The IRS doesn’t really care about your LLC–they care about your LLC’s tax classification. This is what determines how your business income is viewed (and taxed) by the IRS.
The good news is that you can choose how your LLC will be taxed. This freedom of choice allows you to make the best financial choice for your business.
Once you’ve formed your LLC, you can choose your tax classification from 3 options:
LLC Tax Classifications
A C-Corp is a legal business structure in which business income is taxed, dividends are paid out to shareholders, and the shareholders are then taxed on their income too. This is known as “double taxation,” and it’s not small-business friendly. Since the majority of my clients are coaches and consultants who work for themselves, we’ll just leave C-Corp at its basic definition.
Most small businesses will choose between the Default and S-Corp tax classifications.
Most LLCs fall into this category. By default, the IRS classifies the LLC according to its number of members. A Single-Member LLC is considered a “disregarded entity,” which simply means the IRS pretends the company doesn’t exist for simplicity’s sake, and records business income on the company owner’s personal tax return.
A Multiple-Member LLC, or Partnership, is taxed like a Single-Member LLC, except the tax liability is split according to ownership percentages in the company.
PROS: easy to form, simpler and cheaper filing, no restrictions on number of members or partners
CONS: owner must pay self-employment taxes, which includes employee and employer shares of Medicaid and social security

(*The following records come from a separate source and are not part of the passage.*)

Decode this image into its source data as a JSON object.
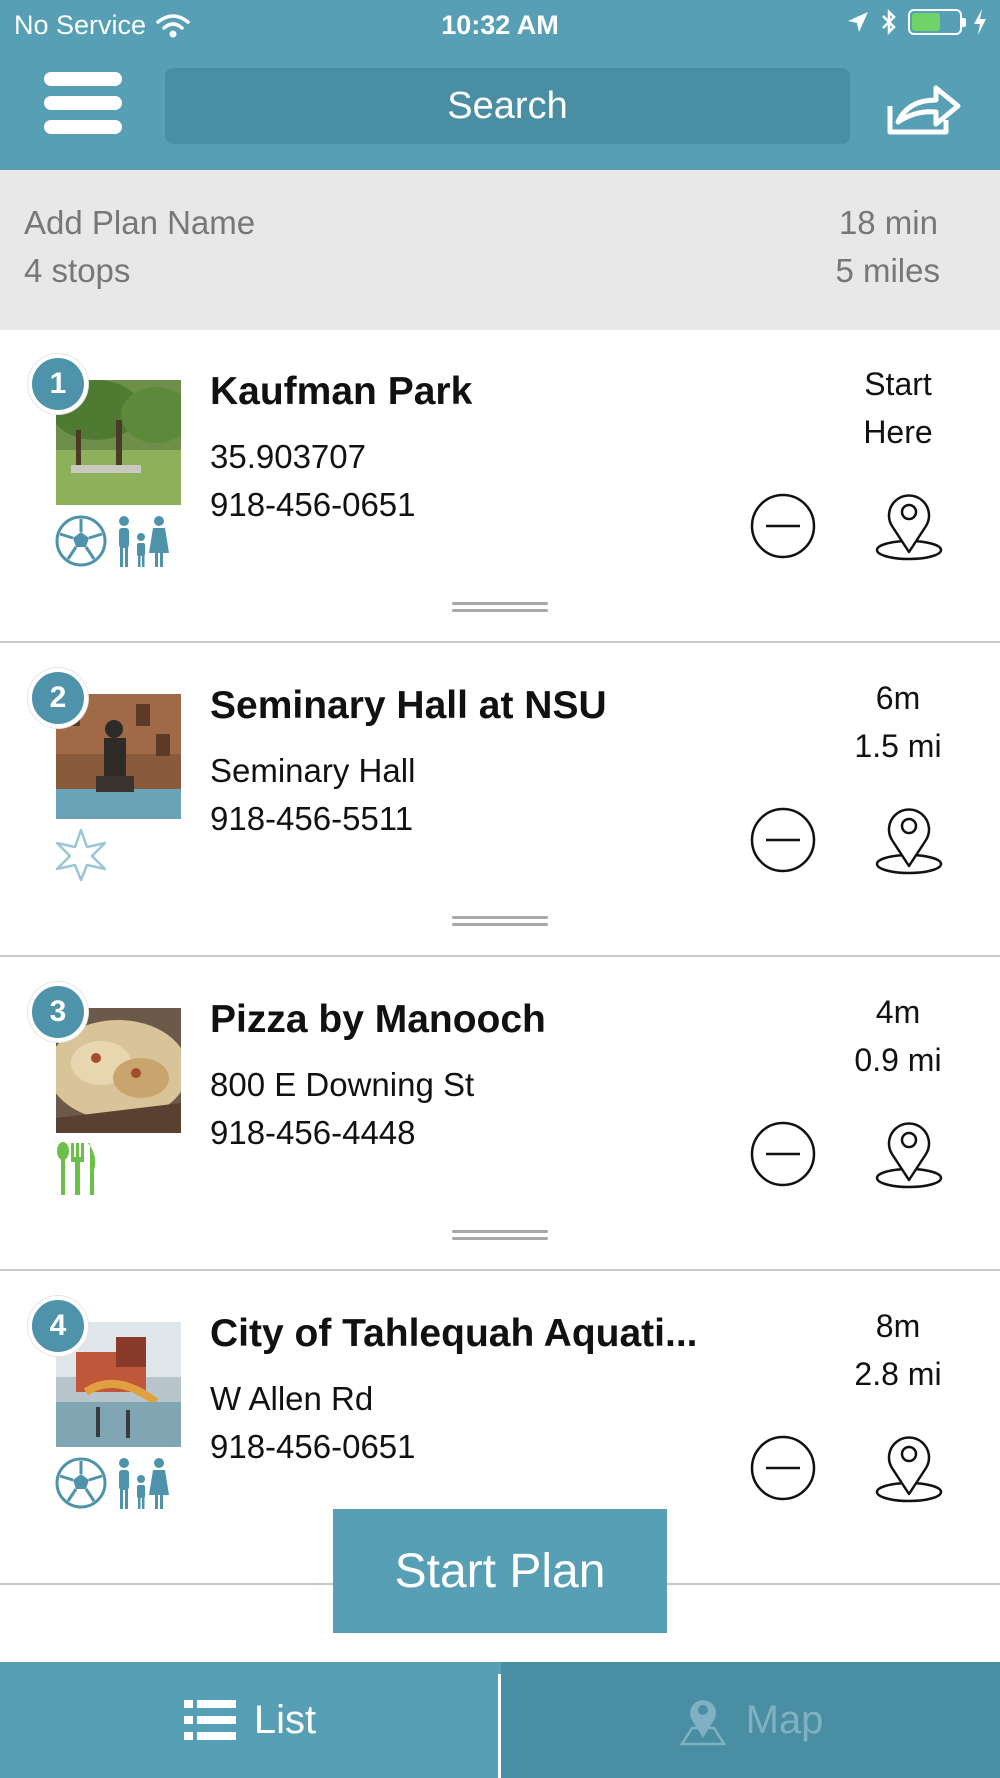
{
  "status_bar": {
    "carrier": "No Service",
    "time": "10:32 AM"
  },
  "header": {
    "menu_icon": "hamburger-menu-icon",
    "search_placeholder": "Search",
    "share_icon": "share-arrow-icon",
    "accent_color": "#569fb5"
  },
  "plan": {
    "name_placeholder": "Add Plan Name",
    "stops_count": "4 stops",
    "duration": "18 min",
    "distance": "5 miles"
  },
  "stops": [
    {
      "number": "1",
      "name": "Kaufman Park",
      "line1": "35.903707",
      "line2": "918-456-0651",
      "dist_top": "Start",
      "dist_bottom": "Here",
      "categories": [
        "soccer-ball-icon",
        "family-icon"
      ]
    },
    {
      "number": "2",
      "name": "Seminary Hall at NSU",
      "line1": "Seminary Hall",
      "line2": "918-456-5511",
      "dist_top": "6m",
      "dist_bottom": "1.5 mi",
      "categories": [
        "star-landmark-icon"
      ]
    },
    {
      "number": "3",
      "name": "Pizza by Manooch",
      "line1": "800 E Downing St",
      "line2": "918-456-4448",
      "dist_top": "4m",
      "dist_bottom": "0.9 mi",
      "categories": [
        "fork-knife-icon"
      ]
    },
    {
      "number": "4",
      "name": "City of Tahlequah Aquati...",
      "line1": "W Allen Rd",
      "line2": "918-456-0651",
      "dist_top": "8m",
      "dist_bottom": "2.8 mi",
      "categories": [
        "soccer-ball-icon",
        "family-icon"
      ]
    }
  ],
  "actions": {
    "start_plan": "Start Plan"
  },
  "tabs": {
    "list": "List",
    "map": "Map",
    "active": "List"
  }
}
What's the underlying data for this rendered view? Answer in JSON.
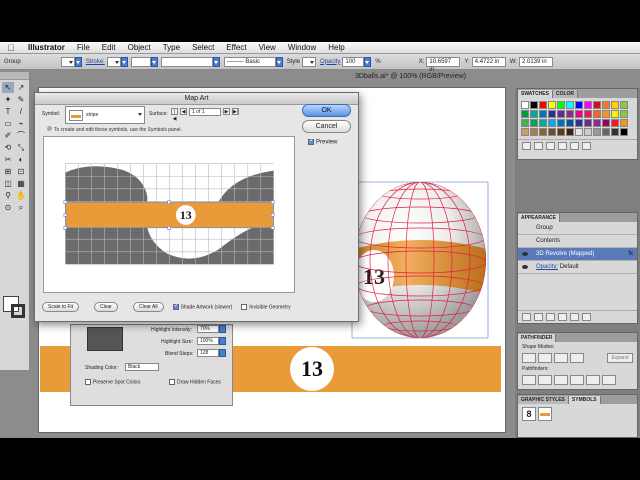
{
  "menubar": {
    "apple": "",
    "items": [
      "Illustrator",
      "File",
      "Edit",
      "Object",
      "Type",
      "Select",
      "Effect",
      "View",
      "Window",
      "Help"
    ]
  },
  "controlbar": {
    "selection": "Group",
    "stroke_label": "Stroke:",
    "brush_value": "Basic",
    "style_label": "Style",
    "opacity_label": "Opacity",
    "opacity_value": "100",
    "opacity_unit": "%",
    "x_label": "X:",
    "x_value": "10.6597 in",
    "y_label": "Y:",
    "y_value": "4.4722 in",
    "w_label": "W:",
    "w_value": "2.0139 in"
  },
  "document": {
    "title": "3Dballs.ai* @ 100% (RGB/Preview)",
    "ball_number": "13",
    "bar_number": "13"
  },
  "tools": [
    "↖",
    "↗",
    "✦",
    "✎",
    "T",
    "/",
    "▭",
    "⌁",
    "✐",
    "⌒",
    "⟲",
    "⤡",
    "✂",
    "◐",
    "⊞",
    "⊡",
    "◫",
    "▦",
    "⚲",
    "✋",
    "⊙",
    "⌕"
  ],
  "mapart": {
    "title": "Map Art",
    "symbol_label": "Symbol:",
    "symbol_value": "stripe",
    "surface_label": "Surface:",
    "surface_value": "1 of 1",
    "info": "To create and edit these symbols, use the Symbols panel.",
    "ok": "OK",
    "cancel": "Cancel",
    "preview": "Preview",
    "label_number": "13",
    "scale_to_fit": "Scale to Fit",
    "clear": "Clear",
    "clear_all": "Clear All",
    "shade_artwork": "Shade Artwork (slower)",
    "invisible_geometry": "Invisible Geometry"
  },
  "back_dialog": {
    "highlight_intensity_label": "Highlight Intensity:",
    "highlight_intensity": "70%",
    "highlight_size_label": "Highlight Size:",
    "highlight_size": "100%",
    "blend_steps_label": "Blend Steps:",
    "blend_steps": "128",
    "shading_color_label": "Shading Color:",
    "shading_color": "Black",
    "preserve_spot": "Preserve Spot Colors",
    "draw_hidden": "Draw Hidden Faces"
  },
  "panels": {
    "swatches_tab": "SWATCHES",
    "color_tab": "COLOR",
    "appearance_tab": "APPEARANCE",
    "appearance_group": "Group",
    "appearance_contents": "Contents",
    "appearance_effect": "3D Revolve (Mapped)",
    "appearance_fx": "fx",
    "appearance_opacity": "Opacity:",
    "appearance_opacity_value": "Default",
    "pathfinder_tab": "PATHFINDER",
    "shape_modes": "Shape Modes:",
    "pathfinders": "Pathfinders:",
    "expand": "Expand",
    "graphic_styles_tab": "GRAPHIC STYLES",
    "symbols_tab": "SYMBOLS",
    "symbol_count": "8"
  },
  "colors": {
    "accent": "#e99b39",
    "selection_blue": "#5a79b8",
    "wire": "#e0203a"
  }
}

If you don’t want to stay as your default classification, you can elect to change your company’s filing status to an S-Corp. S-Corp status is extremely popular with small businesses because it allows profits to flow through to company shareholders, who then report their share of company income on their personal tax return. This avoids double taxation.
PROS: no double taxation, income isn’t subject to self employment tax, allows shareholders to set a reasonable salary that is taxed (as opposed to total business income), shareholders can receive dividends after salary is paid
CONS: more complex filing process, rules are different according to state, electing S-Corp status is complex and usually requires professional assistance
It Depends on Your Unique Business
Ultimately, your unique business needs will determine which classification you choose. If in doubt, it’s smart to discuss your financial strategy with a business coach, tax pro, or other knowledgeable person who can guide you in your decision. After all, your tax classification determines how much you’ll owe the IRS, something any savvy business owner should understand!